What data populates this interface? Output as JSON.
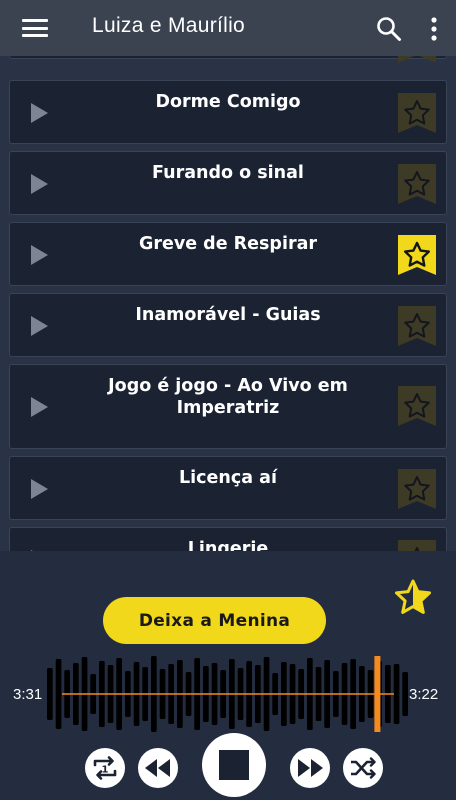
{
  "app": {
    "title": "Luiza e Maurílio"
  },
  "songs": [
    {
      "title": "",
      "favorite": false
    },
    {
      "title": "Dorme Comigo",
      "favorite": false
    },
    {
      "title": "Furando o sinal",
      "favorite": false
    },
    {
      "title": "Greve de Respirar",
      "favorite": true
    },
    {
      "title": "Inamorável - Guias",
      "favorite": false
    },
    {
      "title": "Jogo é jogo - Ao Vivo em Imperatriz",
      "favorite": false
    },
    {
      "title": "Licença aí",
      "favorite": false
    },
    {
      "title": "Lingerie",
      "favorite": false
    }
  ],
  "player": {
    "now_playing": "Deixa a Menina",
    "elapsed": "3:31",
    "remaining": "3:22",
    "progress": 0.95
  },
  "icons": {
    "menu": "menu-icon",
    "search": "search-icon",
    "more": "more-vert-icon",
    "play": "play-icon",
    "favorite": "star-icon",
    "repeat": "repeat-one-icon",
    "rewind": "rewind-icon",
    "stop": "stop-icon",
    "fast_forward": "fast-forward-icon",
    "shuffle": "shuffle-icon"
  },
  "colors": {
    "accent": "#f2d81b",
    "progress": "#f58a1f",
    "background": "#2a3345",
    "card": "#1b2232",
    "appbar": "#3b4250"
  }
}
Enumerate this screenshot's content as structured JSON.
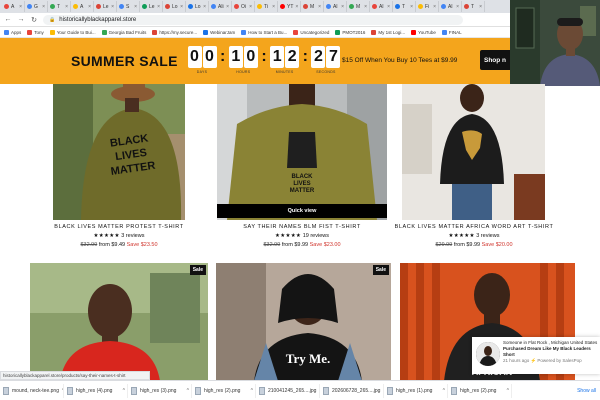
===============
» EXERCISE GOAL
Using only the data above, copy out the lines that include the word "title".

» RESULT OF THIS TASK
    "title": "Luiza e Maurílio"
      "title": "",
      "title": "Dorme Comigo",
      "title": "Furando o sinal",
      "title": "Greve de Respirar",
      "title": "Inamorável - Guias",
      "title": "Jogo é jogo - Ao Vivo em Imperatriz",
      "title": "Licença aí",
      "title": "Lingerie",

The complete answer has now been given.